David Katoatau from Kiribati finished sixth in the men’s 105kg B Group on Tuesday, but he got a bigger cheer than anyone else, including a Brazilian athlete, as he performed his trademark dance before leaving the stage.
Katoatau beams as he performs his funky moves, but his message is dead serious: Kiribati, a super remote scattering of 33 islands and atolls in the central Pacific, is suffering ‘extreme coastal erosion not just of the beaches but also of the land’, according to its government.
With rising sea levels caused by warming temperatures, low lying islands in the Pacific are in danger of being rendered uninhabitable, and the their populations face the prospect of becoming climate-change refugees.
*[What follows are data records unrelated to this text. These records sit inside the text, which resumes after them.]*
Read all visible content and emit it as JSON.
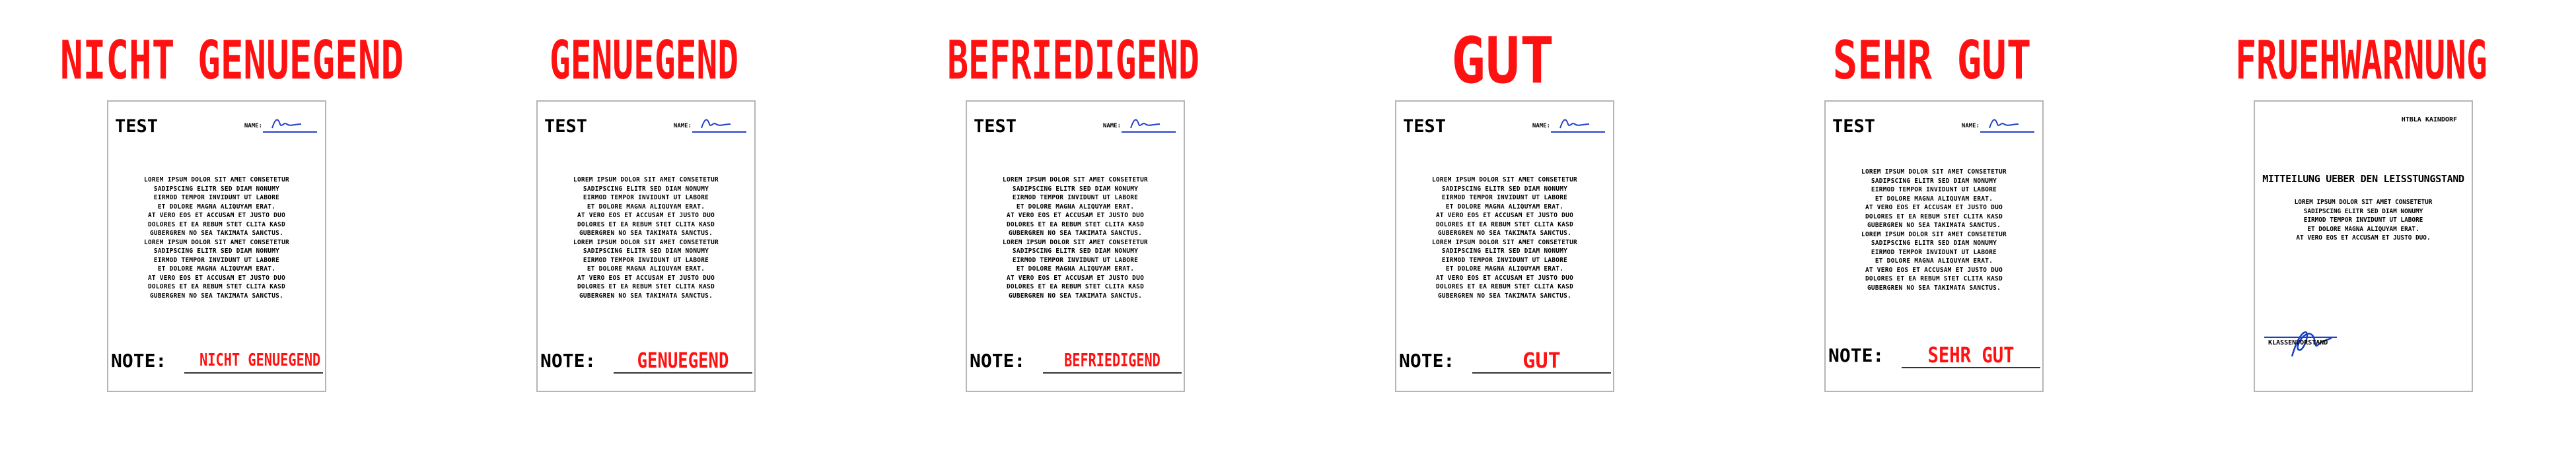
{
  "panels": [
    {
      "title": "NICHT GENUEGEND",
      "test_label": "TEST",
      "name_label": "NAME:",
      "body": "LOREM IPSUM DOLOR SIT AMET CONSETETUR\nSADIPSCING ELITR SED DIAM NONUMY\nEIRMOD TEMPOR INVIDUNT UT LABORE\nET DOLORE MAGNA ALIQUYAM ERAT.\nAT VERO EOS ET ACCUSAM ET JUSTO DUO\nDOLORES ET EA REBUM STET CLITA KASD\nGUBERGREN NO SEA TAKIMATA SANCTUS.\nLOREM IPSUM DOLOR SIT AMET CONSETETUR\nSADIPSCING ELITR SED DIAM NONUMY\nEIRMOD TEMPOR INVIDUNT UT LABORE\nET DOLORE MAGNA ALIQUYAM ERAT.\nAT VERO EOS ET ACCUSAM ET JUSTO DUO\nDOLORES ET EA REBUM STET CLITA KASD\nGUBERGREN NO SEA TAKIMATA SANCTUS.",
      "note_label": "NOTE:",
      "note_value": "NICHT GENUEGEND"
    },
    {
      "title": "GENUEGEND",
      "test_label": "TEST",
      "name_label": "NAME:",
      "body": "LOREM IPSUM DOLOR SIT AMET CONSETETUR\nSADIPSCING ELITR SED DIAM NONUMY\nEIRMOD TEMPOR INVIDUNT UT LABORE\nET DOLORE MAGNA ALIQUYAM ERAT.\nAT VERO EOS ET ACCUSAM ET JUSTO DUO\nDOLORES ET EA REBUM STET CLITA KASD\nGUBERGREN NO SEA TAKIMATA SANCTUS.\nLOREM IPSUM DOLOR SIT AMET CONSETETUR\nSADIPSCING ELITR SED DIAM NONUMY\nEIRMOD TEMPOR INVIDUNT UT LABORE\nET DOLORE MAGNA ALIQUYAM ERAT.\nAT VERO EOS ET ACCUSAM ET JUSTO DUO\nDOLORES ET EA REBUM STET CLITA KASD\nGUBERGREN NO SEA TAKIMATA SANCTUS.",
      "note_label": "NOTE:",
      "note_value": "GENUEGEND"
    },
    {
      "title": "BEFRIEDIGEND",
      "test_label": "TEST",
      "name_label": "NAME:",
      "body": "LOREM IPSUM DOLOR SIT AMET CONSETETUR\nSADIPSCING ELITR SED DIAM NONUMY\nEIRMOD TEMPOR INVIDUNT UT LABORE\nET DOLORE MAGNA ALIQUYAM ERAT.\nAT VERO EOS ET ACCUSAM ET JUSTO DUO\nDOLORES ET EA REBUM STET CLITA KASD\nGUBERGREN NO SEA TAKIMATA SANCTUS.\nLOREM IPSUM DOLOR SIT AMET CONSETETUR\nSADIPSCING ELITR SED DIAM NONUMY\nEIRMOD TEMPOR INVIDUNT UT LABORE\nET DOLORE MAGNA ALIQUYAM ERAT.\nAT VERO EOS ET ACCUSAM ET JUSTO DUO\nDOLORES ET EA REBUM STET CLITA KASD\nGUBERGREN NO SEA TAKIMATA SANCTUS.",
      "note_label": "NOTE:",
      "note_value": "BEFRIEDIGEND"
    },
    {
      "title": "GUT",
      "test_label": "TEST",
      "name_label": "NAME:",
      "body": "LOREM IPSUM DOLOR SIT AMET CONSETETUR\nSADIPSCING ELITR SED DIAM NONUMY\nEIRMOD TEMPOR INVIDUNT UT LABORE\nET DOLORE MAGNA ALIQUYAM ERAT.\nAT VERO EOS ET ACCUSAM ET JUSTO DUO\nDOLORES ET EA REBUM STET CLITA KASD\nGUBERGREN NO SEA TAKIMATA SANCTUS.\nLOREM IPSUM DOLOR SIT AMET CONSETETUR\nSADIPSCING ELITR SED DIAM NONUMY\nEIRMOD TEMPOR INVIDUNT UT LABORE\nET DOLORE MAGNA ALIQUYAM ERAT.\nAT VERO EOS ET ACCUSAM ET JUSTO DUO\nDOLORES ET EA REBUM STET CLITA KASD\nGUBERGREN NO SEA TAKIMATA SANCTUS.",
      "note_label": "NOTE:",
      "note_value": "GUT"
    },
    {
      "title": "SEHR GUT",
      "test_label": "TEST",
      "name_label": "NAME:",
      "body": "LOREM IPSUM DOLOR SIT AMET CONSETETUR\nSADIPSCING ELITR SED DIAM NONUMY\nEIRMOD TEMPOR INVIDUNT UT LABORE\nET DOLORE MAGNA ALIQUYAM ERAT.\nAT VERO EOS ET ACCUSAM ET JUSTO DUO\nDOLORES ET EA REBUM STET CLITA KASD\nGUBERGREN NO SEA TAKIMATA SANCTUS.\nLOREM IPSUM DOLOR SIT AMET CONSETETUR\nSADIPSCING ELITR SED DIAM NONUMY\nEIRMOD TEMPOR INVIDUNT UT LABORE\nET DOLORE MAGNA ALIQUYAM ERAT.\nAT VERO EOS ET ACCUSAM ET JUSTO DUO\nDOLORES ET EA REBUM STET CLITA KASD\nGUBERGREN NO SEA TAKIMATA SANCTUS.",
      "note_label": "NOTE:",
      "note_value": "SEHR GUT"
    }
  ],
  "warning": {
    "title": "FRUEHWARNUNG",
    "top_text": "HTBLA KAINDORF",
    "heading": "MITTEILUNG UEBER DEN LEISSTUNGSTAND",
    "body": "LOREM IPSUM DOLOR SIT AMET CONSETETUR\nSADIPSCING ELITR SED DIAM NONUMY\nEIRMOD TEMPOR INVIDUNT UT LABORE\nET DOLORE MAGNA ALIQUYAM ERAT.\nAT VERO EOS ET ACCUSAM ET JUSTO DUO.",
    "sign_label": "KLASSENVORSTAND"
  },
  "colors": {
    "accent": "#ff1111",
    "ink": "#000000",
    "signature": "#1a3fc4",
    "sheet_border": "#b5b5b5"
  }
}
Concerned scientists have predicted a catastrophic effect on Kiribati’s 21 inhabited islands, and the government has already purchased land in Fiji, predicting that it will need to resettle its population of 100,000 people in the very near future.
And Kiribati knows firsthand how real this threat is, having already lost his family home to extreme weather.
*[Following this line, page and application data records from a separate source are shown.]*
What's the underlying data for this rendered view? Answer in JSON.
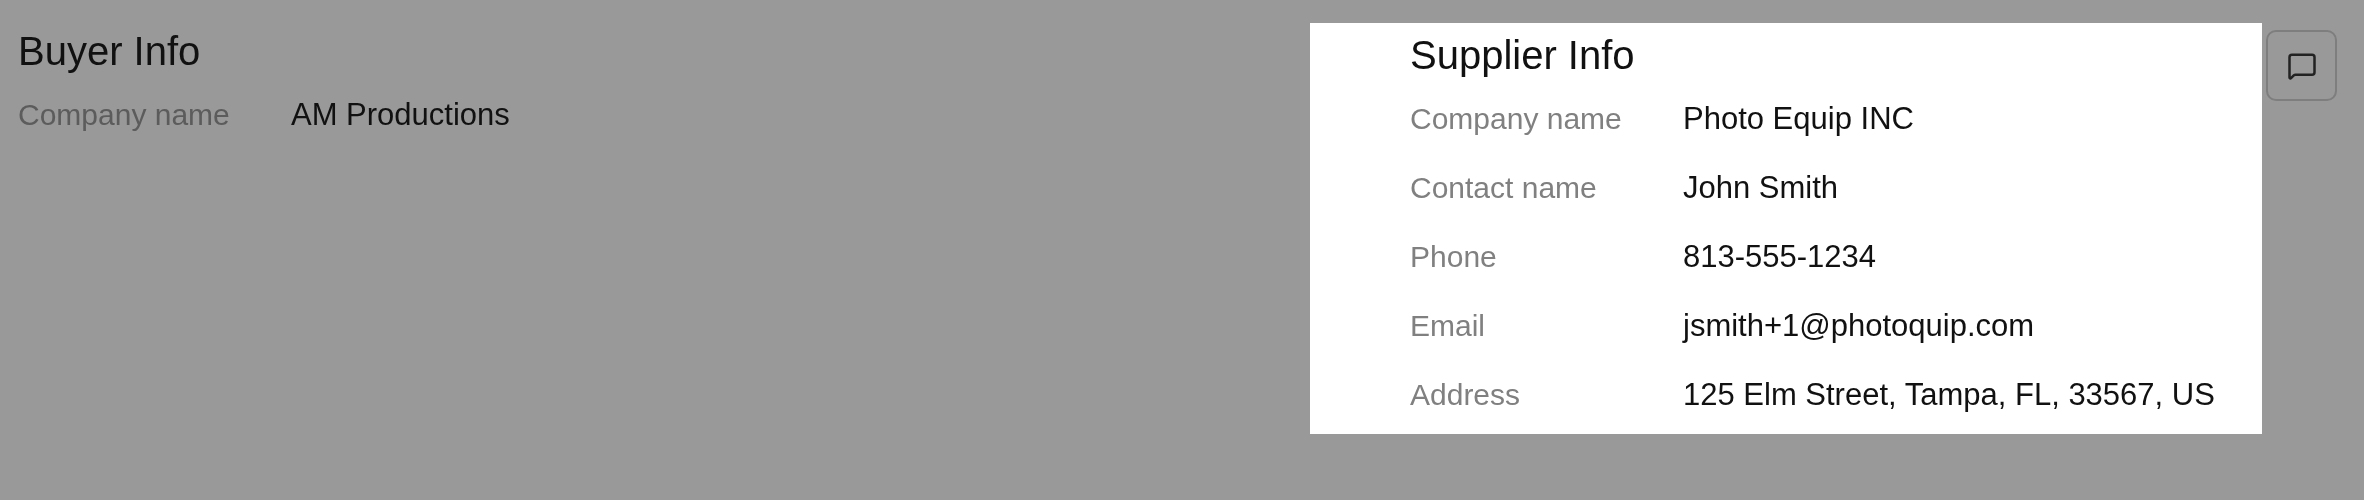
{
  "buyer": {
    "title": "Buyer Info",
    "fields": [
      {
        "label": "Company name",
        "value": "AM Productions"
      }
    ]
  },
  "supplier": {
    "title": "Supplier Info",
    "fields": [
      {
        "label": "Company name",
        "value": "Photo Equip INC"
      },
      {
        "label": "Contact name",
        "value": "John Smith"
      },
      {
        "label": "Phone",
        "value": "813-555-1234"
      },
      {
        "label": "Email",
        "value": "jsmith+1@photoquip.com"
      },
      {
        "label": "Address",
        "value": "125 Elm Street, Tampa, FL, 33567, US"
      }
    ]
  }
}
The charismatic weightlifter came to prominence when he won gold at the 2014 Commonwealth Games in Glasgow, Scotland two years ago. It was the first gold medal in any global sporting event that Kiribati had ever won, and he was given a state reward of A$11,000 for his efforts, which he used to build a house for his parents on Tarawa atoll, the most populated of the atolls and islands that comprise Kiribati. Within months of its construction, the house was destroyed by a cyclone.
Kiribati—who trained on the beach in the absence of a gym in his home country, and had to begin at 6am to avoid the bar becoming too hot under the blazing sun—is determined to use his success to raise awareness of his people’s plight.
‘Most people don’t know where Kiribati is,’ Kiribati told Reuters. ‘I want people to know more about us so I use weightlifting, and my dancing, to show the world.
‘I wrote an open letter to the world last year to tell people about all the homes lost to rising sea levels. I don’t know how many years it will be before it sinks.’
His warnings are timely, with data now incontrovertibly pointing to a consistent rise in global temperatures. Last month’s record is all the more alarming because it was set outside of El Niño, which NOAA’s Climate Prediction Center declared finished in June.
‘July 2016 was the warmest month since modern record keeping began in 1880,’ said GISS Director Gavin Schmidt this week. ‘It appears almost a certainty that 2016 also will be the warmest year on record.’
Even more worryingly, the warmer global temperatures in July were most pronounced in the northern hemisphere, particularly near the Arctic region, which means more ice melt and a greater rise in sea levels.
ON THE APP
As warming global climates eat away at the ice sheets that cover the continent of Antarctica, researchers are closely studying its impact on the rest of the world. The scientific data being collected suggests that the fate of the world as we know it may be linked to the fate of Antarctica.
Want to watch Cosmic Journeys: Fate of Antarctica for free right now? Subscribe to the Love Nature streaming app and start your 30-day free trial of the best on-demand natural history documentaries out there. [/geoip-content]